PFT is quick to characterize the amount of “fluff” in the initial contract figures, due to the fact there is so much guaranteed-but-potentially-not-necessarily-guaranteed money in the deal. However, this is hardly anything new. Contracts often contain clawback provisions, whereby bonus money is recoverable if a draft pick busts. Mark Sanchez, Bart Scott and Lito Sheppard all had eight-figure bonuses that were classified as guaranteed, but would only apply if they were still a Jet one year after joining the team. Obviously, barring a serious meltdown or injury, the Sanchez and Scott money was pretty much “guaranteed to be guaranteed”, whereas the Lito bonus was anything but. Similarly, Kerry Rhodes had some money that was classified as guaranteed, but that he lost when he was traded from the team and would have lost even more if he was cut. Also, almost $4m of Vernon Gholston’s “guaranteed” money depended on him becoming a regular contributor (and in the end, they removed that clause and replaced it with a smaller amount and a future roster bonus). That’s what goes on around the league, not just with the Jets, so it isn’t any huge revelation to see the deal “exposed for what it really is” in such a way. It doesn’t seem appropriate to bash the agents, either. Finally, calling the $60m with $34m guaranteed report “fluff” and then characterizing the deal as a one-year, $5.3m deal in the headline to the article strikes me as a tad ironic.
But what if I get injured?
This is a concern that many Jets players have reportedly had, especially after what happened to Leon Washington, although Darrelle Revis is the only one who seems to regularly address the point with the media. Ferguson is obviously confident that he is a durable player and will be able to play for many years at a high level. More importantly, it seems he wouldn’t want to collect huge sums of money if he was unable to earn it. If a player is concerned about potential lost earnings they can probably take out insurance. That won’t come cheap, but that’s exactly the reason why the Jets are not prepared to land themselves in a situation where they are paying for someone who can’t earn their keep. The bottom line is that, as long as he can play at a level that merits this kind of money, he will be able to do so, and it has hopefully been set up in a way that any chance of a future holdout is mitigated, particularly with 4 x $1m at stake if he decides to hold out.
What does this do to the Jets cap situation?

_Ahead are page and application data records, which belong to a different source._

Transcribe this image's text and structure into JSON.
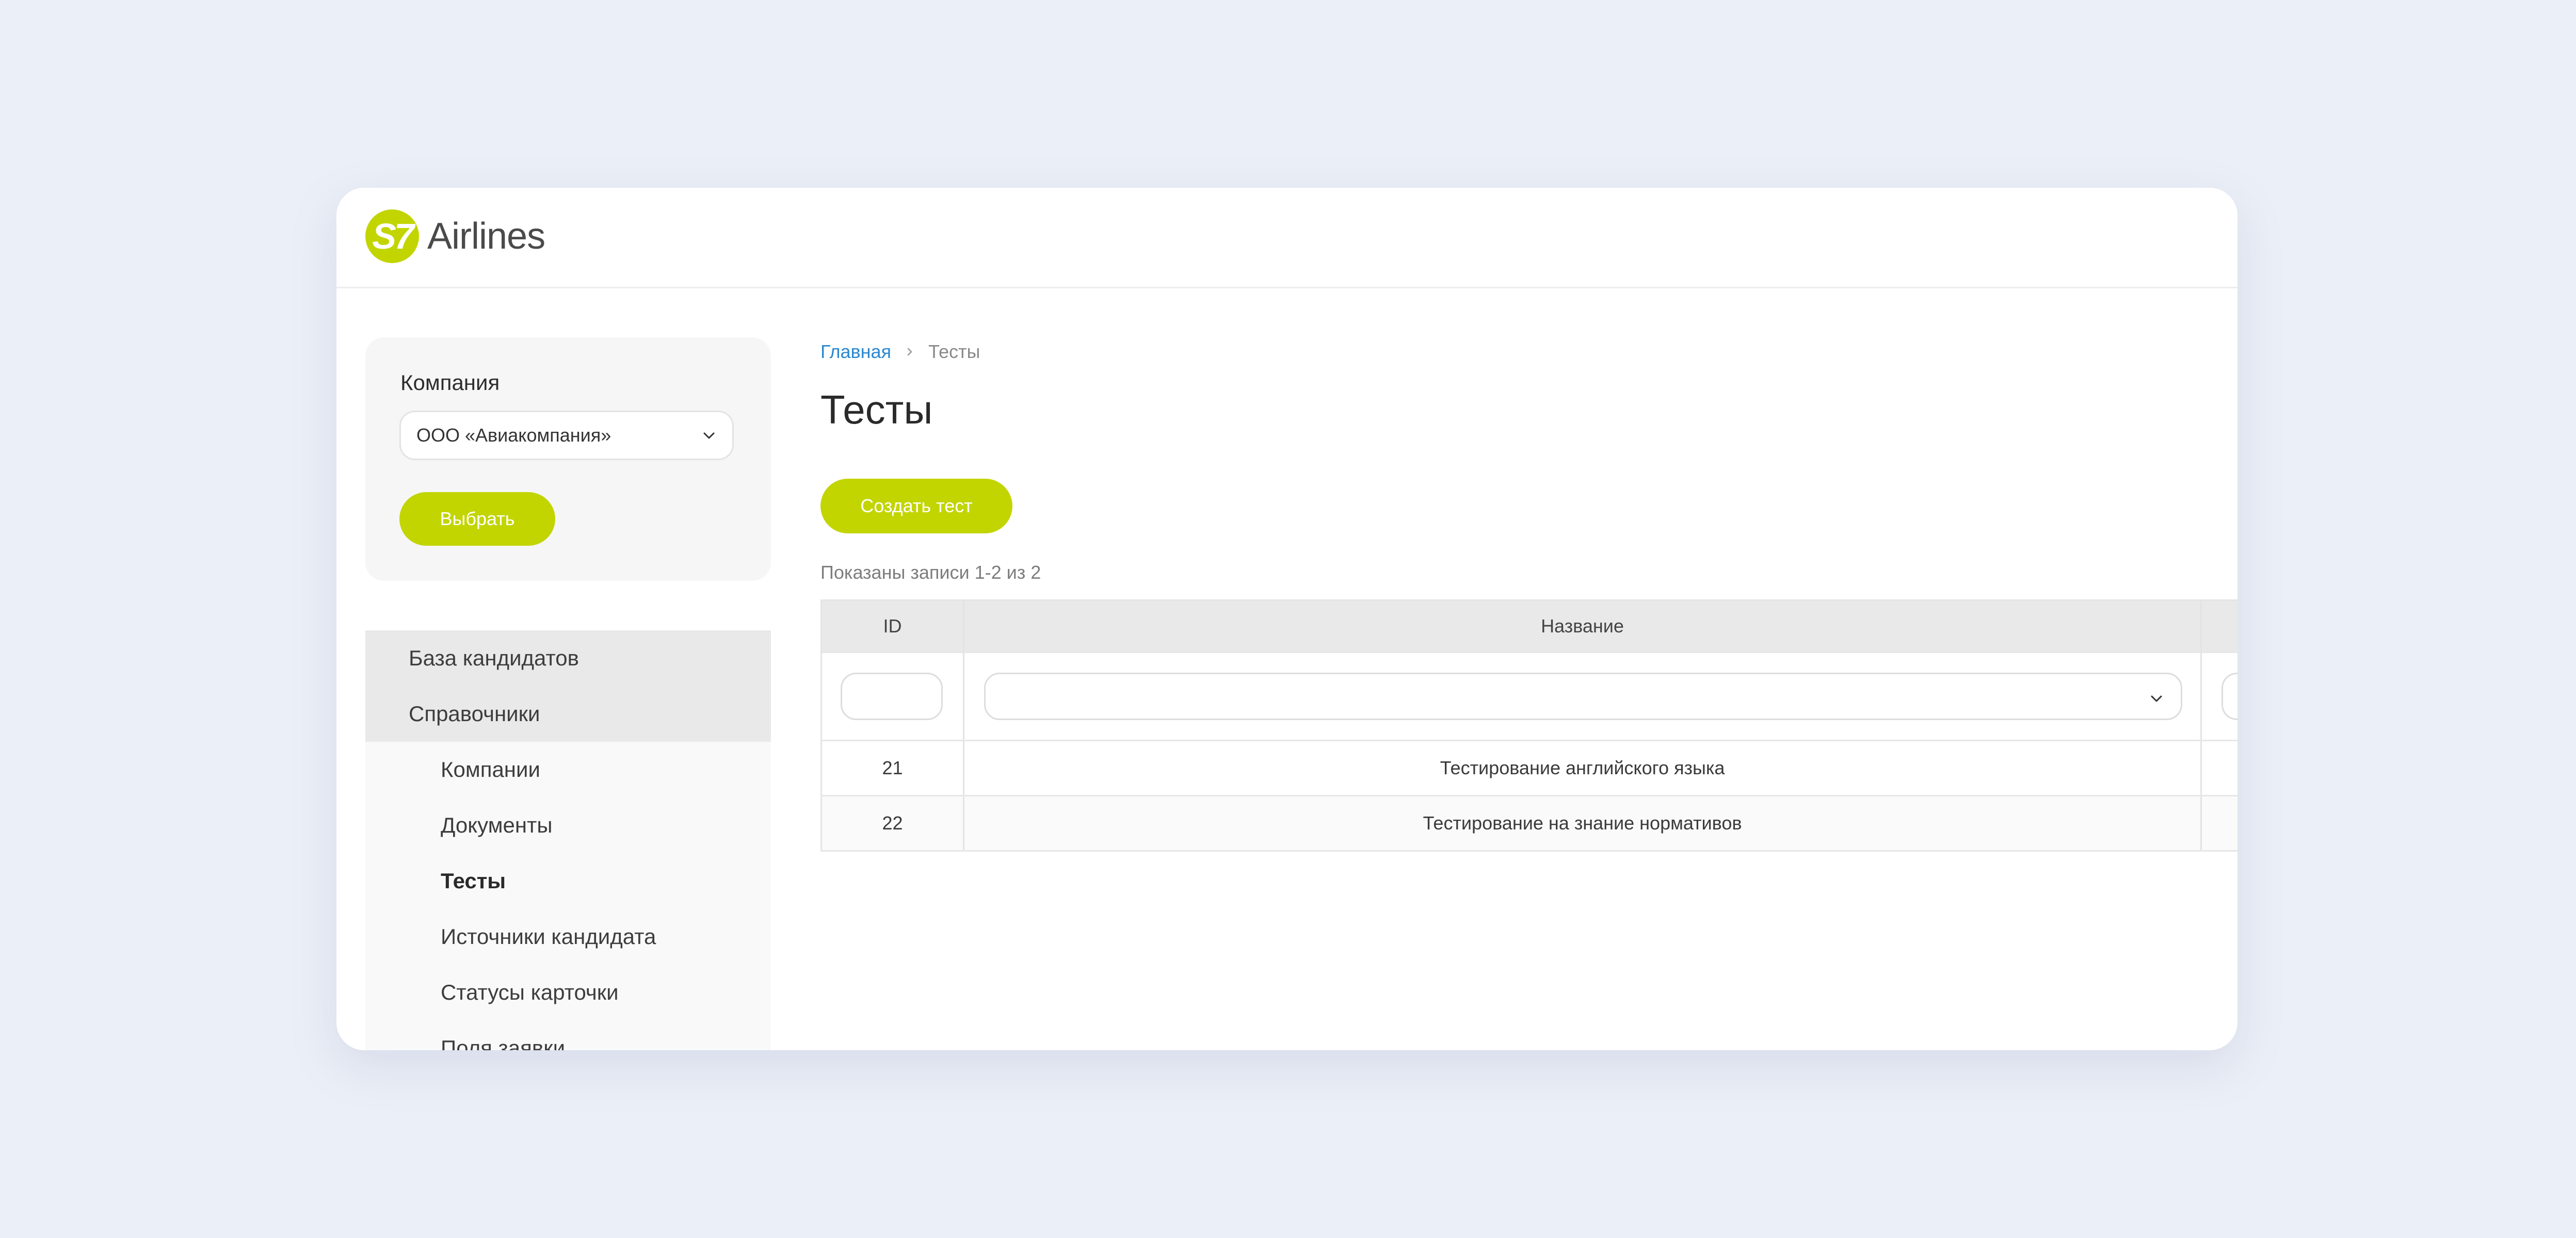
{
  "header": {
    "logo_mark": "S7",
    "logo_text": "Airlines"
  },
  "company_card": {
    "label": "Компания",
    "selected_company": "ООО «Авиакомпания»",
    "choose_button": "Выбрать"
  },
  "nav": {
    "top_items": [
      {
        "label": "База кандидатов"
      },
      {
        "label": "Справочники"
      }
    ],
    "sub_items": [
      {
        "label": "Компании"
      },
      {
        "label": "Документы"
      },
      {
        "label": "Тесты",
        "active": true
      },
      {
        "label": "Источники кандидата"
      },
      {
        "label": "Статусы карточки"
      },
      {
        "label": "Поля заявки"
      }
    ]
  },
  "breadcrumb": {
    "home": "Главная",
    "current": "Тесты"
  },
  "page": {
    "title": "Тесты",
    "create_button": "Создать тест",
    "records_info": "Показаны записи 1-2 из 2"
  },
  "table": {
    "columns": [
      "ID",
      "Название"
    ],
    "rows": [
      {
        "id": "21",
        "name": "Тестирование английского языка"
      },
      {
        "id": "22",
        "name": "Тестирование на знание  нормативов"
      }
    ]
  },
  "colors": {
    "accent": "#C2D500",
    "link": "#2A87D0",
    "background": "#EBEFF7"
  }
}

As you may recall, I tried to put together a theoretical scenario whereby the Jets re-signed not only the core four, but also Cromartie, Edwards and Holmes by 2011. I assumed Brick would get a 6 year, 60m deal bolted onto what he was due up to the end of 2010, but he actually got (exactly) that sum bolted onto what he was due for 2011 as well. Despite this minor difference, the crucial factor is that 2011 cap number, which will affect their ability to sign people in the next capped year. In my estimate, his 2011 cap number was just over $10m and we have calculated the actual 2011 cap number to be just under $9.6m, so they have actually created additional cap space in that year of around $3m, slightly higher than I suggested. In other words, they are still on course, if resigning everyone is the path they choose to take. I wonder if the fact that they didn’t give Ferguson any upfront money and were able to create that additional cap space now means that they will forward a contract offer to Darrelle Revis with some upfront guarantees in it. We will have to wait and see.
Shame on you, Florio
I don’t think a light-hearted quip about Leon Washington and Joe Theismann and their respective leg injuries will ever be appropriate. I’d like to say I lost all respect for you with that comment, but…[/embargo reinstated]
I think that sums up the main issues. We can expect more details to filter out, but for now it seems appropriate to congratulate Brick and the Jets on what looks like a fair deal for both parties.